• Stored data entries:

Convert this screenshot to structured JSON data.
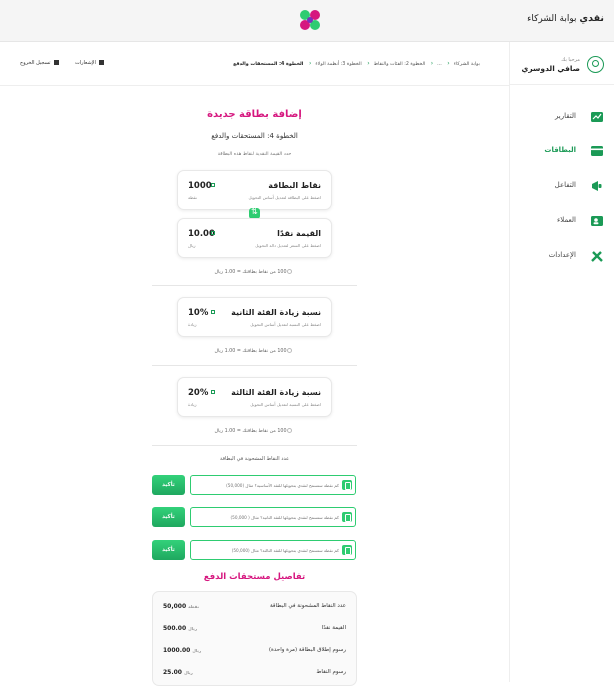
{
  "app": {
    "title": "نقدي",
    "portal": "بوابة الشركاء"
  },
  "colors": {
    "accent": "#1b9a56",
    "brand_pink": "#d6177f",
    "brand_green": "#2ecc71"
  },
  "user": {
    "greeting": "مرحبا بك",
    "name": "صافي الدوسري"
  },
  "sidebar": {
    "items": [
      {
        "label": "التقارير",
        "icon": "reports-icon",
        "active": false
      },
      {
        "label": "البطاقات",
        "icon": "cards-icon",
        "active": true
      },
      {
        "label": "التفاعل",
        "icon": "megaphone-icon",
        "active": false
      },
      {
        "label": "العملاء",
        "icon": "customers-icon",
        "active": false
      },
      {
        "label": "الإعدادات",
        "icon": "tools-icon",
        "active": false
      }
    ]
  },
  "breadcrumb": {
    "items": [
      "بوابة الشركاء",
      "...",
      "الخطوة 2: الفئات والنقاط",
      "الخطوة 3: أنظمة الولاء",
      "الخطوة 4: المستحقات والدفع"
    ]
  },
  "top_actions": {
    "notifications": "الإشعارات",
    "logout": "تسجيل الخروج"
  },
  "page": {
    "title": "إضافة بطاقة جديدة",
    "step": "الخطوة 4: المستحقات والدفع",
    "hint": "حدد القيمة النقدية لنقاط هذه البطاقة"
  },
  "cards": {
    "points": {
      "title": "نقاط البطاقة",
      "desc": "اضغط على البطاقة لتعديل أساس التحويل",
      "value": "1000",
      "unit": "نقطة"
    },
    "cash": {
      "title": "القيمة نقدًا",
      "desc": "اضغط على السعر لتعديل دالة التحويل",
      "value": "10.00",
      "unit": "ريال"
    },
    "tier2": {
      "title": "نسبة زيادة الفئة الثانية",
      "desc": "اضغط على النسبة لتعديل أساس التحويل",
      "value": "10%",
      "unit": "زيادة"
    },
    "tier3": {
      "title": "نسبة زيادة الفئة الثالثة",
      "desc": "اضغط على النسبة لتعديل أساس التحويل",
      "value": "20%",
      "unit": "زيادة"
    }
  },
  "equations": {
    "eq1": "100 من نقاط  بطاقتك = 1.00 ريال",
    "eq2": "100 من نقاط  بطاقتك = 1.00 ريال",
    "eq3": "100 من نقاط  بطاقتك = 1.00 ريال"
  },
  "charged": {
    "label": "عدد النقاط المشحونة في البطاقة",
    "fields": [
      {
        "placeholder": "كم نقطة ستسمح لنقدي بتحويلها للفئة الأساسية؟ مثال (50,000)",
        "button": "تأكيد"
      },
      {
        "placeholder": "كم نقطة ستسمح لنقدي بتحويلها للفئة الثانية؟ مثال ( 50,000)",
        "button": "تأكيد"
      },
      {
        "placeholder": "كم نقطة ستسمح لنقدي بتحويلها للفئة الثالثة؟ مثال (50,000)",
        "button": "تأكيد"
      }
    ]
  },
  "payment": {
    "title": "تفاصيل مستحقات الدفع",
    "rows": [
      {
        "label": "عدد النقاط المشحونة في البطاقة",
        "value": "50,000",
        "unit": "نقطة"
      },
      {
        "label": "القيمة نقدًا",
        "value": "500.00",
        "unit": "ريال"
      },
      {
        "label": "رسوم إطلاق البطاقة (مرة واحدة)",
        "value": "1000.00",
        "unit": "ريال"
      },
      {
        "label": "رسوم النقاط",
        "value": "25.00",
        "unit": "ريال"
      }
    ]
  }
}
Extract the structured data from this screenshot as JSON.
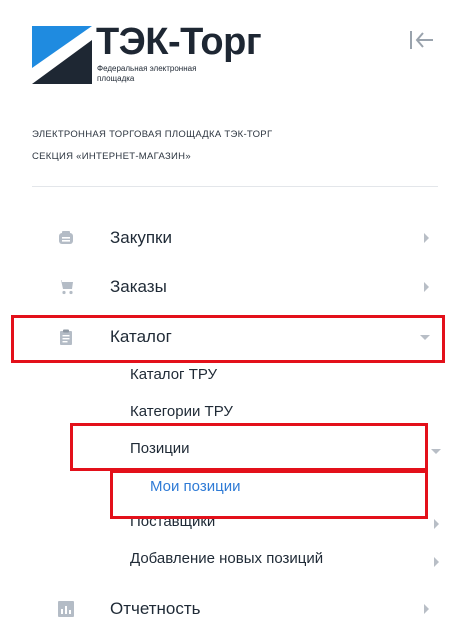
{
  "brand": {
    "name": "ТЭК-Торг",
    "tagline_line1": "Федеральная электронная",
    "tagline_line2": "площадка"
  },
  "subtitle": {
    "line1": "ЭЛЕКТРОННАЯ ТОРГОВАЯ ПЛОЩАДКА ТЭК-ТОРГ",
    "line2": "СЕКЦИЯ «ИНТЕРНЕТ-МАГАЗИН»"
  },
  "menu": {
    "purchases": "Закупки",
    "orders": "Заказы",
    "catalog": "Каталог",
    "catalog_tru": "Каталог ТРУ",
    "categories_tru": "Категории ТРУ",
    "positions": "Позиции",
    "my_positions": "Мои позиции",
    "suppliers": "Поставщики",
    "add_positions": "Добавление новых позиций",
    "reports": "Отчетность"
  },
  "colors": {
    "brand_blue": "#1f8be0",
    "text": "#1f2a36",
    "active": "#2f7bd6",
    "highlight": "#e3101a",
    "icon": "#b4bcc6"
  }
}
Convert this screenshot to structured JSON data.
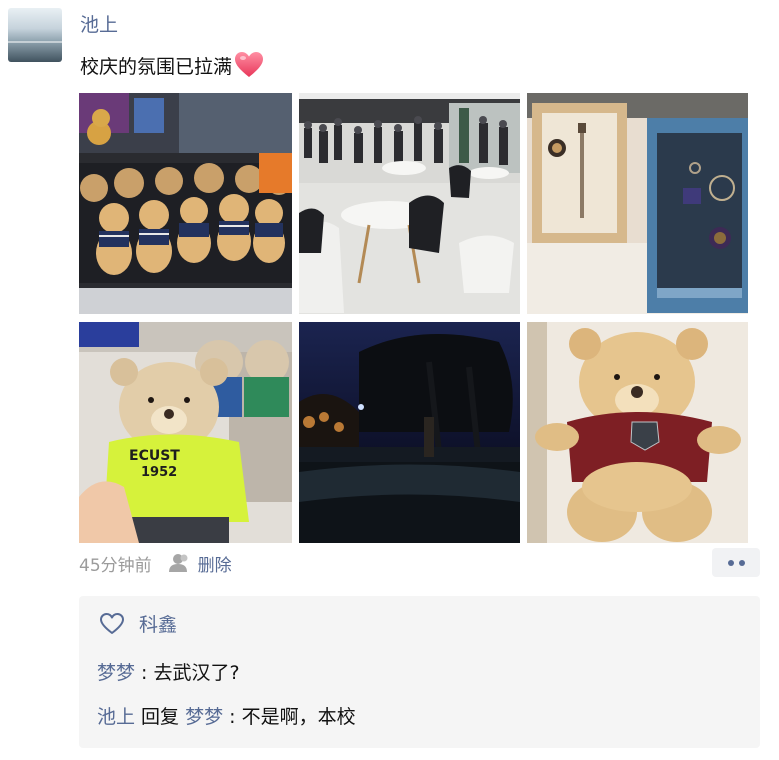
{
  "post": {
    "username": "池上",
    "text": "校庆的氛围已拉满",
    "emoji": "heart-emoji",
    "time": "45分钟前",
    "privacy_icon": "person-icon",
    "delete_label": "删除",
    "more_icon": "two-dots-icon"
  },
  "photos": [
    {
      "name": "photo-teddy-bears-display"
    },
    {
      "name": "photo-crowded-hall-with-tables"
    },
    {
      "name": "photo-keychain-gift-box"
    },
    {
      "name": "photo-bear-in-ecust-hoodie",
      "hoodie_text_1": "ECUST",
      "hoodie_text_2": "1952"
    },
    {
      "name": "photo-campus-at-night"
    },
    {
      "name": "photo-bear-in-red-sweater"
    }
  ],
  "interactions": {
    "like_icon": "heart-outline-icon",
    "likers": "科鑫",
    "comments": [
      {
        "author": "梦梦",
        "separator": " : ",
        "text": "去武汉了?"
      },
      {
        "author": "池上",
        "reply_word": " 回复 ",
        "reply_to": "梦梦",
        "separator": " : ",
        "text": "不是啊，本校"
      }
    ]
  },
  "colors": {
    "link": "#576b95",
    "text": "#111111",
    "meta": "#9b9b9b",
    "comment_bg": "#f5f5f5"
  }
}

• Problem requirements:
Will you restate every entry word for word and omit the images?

• Written solution:
Convert this screenshot to structured JSON data.
{
  "app": {
    "title": "نقدي",
    "portal": "بوابة الشركاء"
  },
  "colors": {
    "accent": "#1b9a56",
    "brand_pink": "#d6177f",
    "brand_green": "#2ecc71"
  },
  "user": {
    "greeting": "مرحبا بك",
    "name": "صافي الدوسري"
  },
  "sidebar": {
    "items": [
      {
        "label": "التقارير",
        "icon": "reports-icon",
        "active": false
      },
      {
        "label": "البطاقات",
        "icon": "cards-icon",
        "active": true
      },
      {
        "label": "التفاعل",
        "icon": "megaphone-icon",
        "active": false
      },
      {
        "label": "العملاء",
        "icon": "customers-icon",
        "active": false
      },
      {
        "label": "الإعدادات",
        "icon": "tools-icon",
        "active": false
      }
    ]
  },
  "breadcrumb": {
    "items": [
      "بوابة الشركاء",
      "...",
      "الخطوة 2: الفئات والنقاط",
      "الخطوة 3: أنظمة الولاء",
      "الخطوة 4: المستحقات والدفع"
    ]
  },
  "top_actions": {
    "notifications": "الإشعارات",
    "logout": "تسجيل الخروج"
  },
  "page": {
    "title": "إضافة بطاقة جديدة",
    "step": "الخطوة 4: المستحقات والدفع",
    "hint": "حدد القيمة النقدية لنقاط هذه البطاقة"
  },
  "cards": {
    "points": {
      "title": "نقاط البطاقة",
      "desc": "اضغط على البطاقة لتعديل أساس التحويل",
      "value": "1000",
      "unit": "نقطة"
    },
    "cash": {
      "title": "القيمة نقدًا",
      "desc": "اضغط على السعر لتعديل دالة التحويل",
      "value": "10.00",
      "unit": "ريال"
    },
    "tier2": {
      "title": "نسبة زيادة الفئة الثانية",
      "desc": "اضغط على النسبة لتعديل أساس التحويل",
      "value": "10%",
      "unit": "زيادة"
    },
    "tier3": {
      "title": "نسبة زيادة الفئة الثالثة",
      "desc": "اضغط على النسبة لتعديل أساس التحويل",
      "value": "20%",
      "unit": "زيادة"
    }
  },
  "equations": {
    "eq1": "100 من نقاط  بطاقتك = 1.00 ريال",
    "eq2": "100 من نقاط  بطاقتك = 1.00 ريال",
    "eq3": "100 من نقاط  بطاقتك = 1.00 ريال"
  },
  "charged": {
    "label": "عدد النقاط المشحونة في البطاقة",
    "fields": [
      {
        "placeholder": "كم نقطة ستسمح لنقدي بتحويلها للفئة الأساسية؟ مثال (50,000)",
        "button": "تأكيد"
      },
      {
        "placeholder": "كم نقطة ستسمح لنقدي بتحويلها للفئة الثانية؟ مثال ( 50,000)",
        "button": "تأكيد"
      },
      {
        "placeholder": "كم نقطة ستسمح لنقدي بتحويلها للفئة الثالثة؟ مثال (50,000)",
        "button": "تأكيد"
      }
    ]
  },
  "payment": {
    "title": "تفاصيل مستحقات الدفع",
    "rows": [
      {
        "label": "عدد النقاط المشحونة في البطاقة",
        "value": "50,000",
        "unit": "نقطة"
      },
      {
        "label": "القيمة نقدًا",
        "value": "500.00",
        "unit": "ريال"
      },
      {
        "label": "رسوم إطلاق البطاقة (مرة واحدة)",
        "value": "1000.00",
        "unit": "ريال"
      },
      {
        "label": "رسوم النقاط",
        "value": "25.00",
        "unit": "ريال"
      }
    ]
  }
}
Extract the structured data from this screenshot as JSON.
{
  "brand": {
    "name": "ТЭК-Торг",
    "tagline_line1": "Федеральная электронная",
    "tagline_line2": "площадка"
  },
  "subtitle": {
    "line1": "ЭЛЕКТРОННАЯ ТОРГОВАЯ ПЛОЩАДКА ТЭК-ТОРГ",
    "line2": "СЕКЦИЯ «ИНТЕРНЕТ-МАГАЗИН»"
  },
  "menu": {
    "purchases": "Закупки",
    "orders": "Заказы",
    "catalog": "Каталог",
    "catalog_tru": "Каталог ТРУ",
    "categories_tru": "Категории ТРУ",
    "positions": "Позиции",
    "my_positions": "Мои позиции",
    "suppliers": "Поставщики",
    "add_positions": "Добавление новых позиций",
    "reports": "Отчетность"
  },
  "colors": {
    "brand_blue": "#1f8be0",
    "text": "#1f2a36",
    "active": "#2f7bd6",
    "highlight": "#e3101a",
    "icon": "#b4bcc6"
  }
}
Convert this screenshot to structured JSON data.
{
  "post": {
    "username": "池上",
    "text": "校庆的氛围已拉满",
    "emoji": "heart-emoji",
    "time": "45分钟前",
    "privacy_icon": "person-icon",
    "delete_label": "删除",
    "more_icon": "two-dots-icon"
  },
  "photos": [
    {
      "name": "photo-teddy-bears-display"
    },
    {
      "name": "photo-crowded-hall-with-tables"
    },
    {
      "name": "photo-keychain-gift-box"
    },
    {
      "name": "photo-bear-in-ecust-hoodie",
      "hoodie_text_1": "ECUST",
      "hoodie_text_2": "1952"
    },
    {
      "name": "photo-campus-at-night"
    },
    {
      "name": "photo-bear-in-red-sweater"
    }
  ],
  "interactions": {
    "like_icon": "heart-outline-icon",
    "likers": "科鑫",
    "comments": [
      {
        "author": "梦梦",
        "separator": " : ",
        "text": "去武汉了?"
      },
      {
        "author": "池上",
        "reply_word": " 回复 ",
        "reply_to": "梦梦",
        "separator": " : ",
        "text": "不是啊，本校"
      }
    ]
  },
  "colors": {
    "link": "#576b95",
    "text": "#111111",
    "meta": "#9b9b9b",
    "comment_bg": "#f5f5f5"
  }
}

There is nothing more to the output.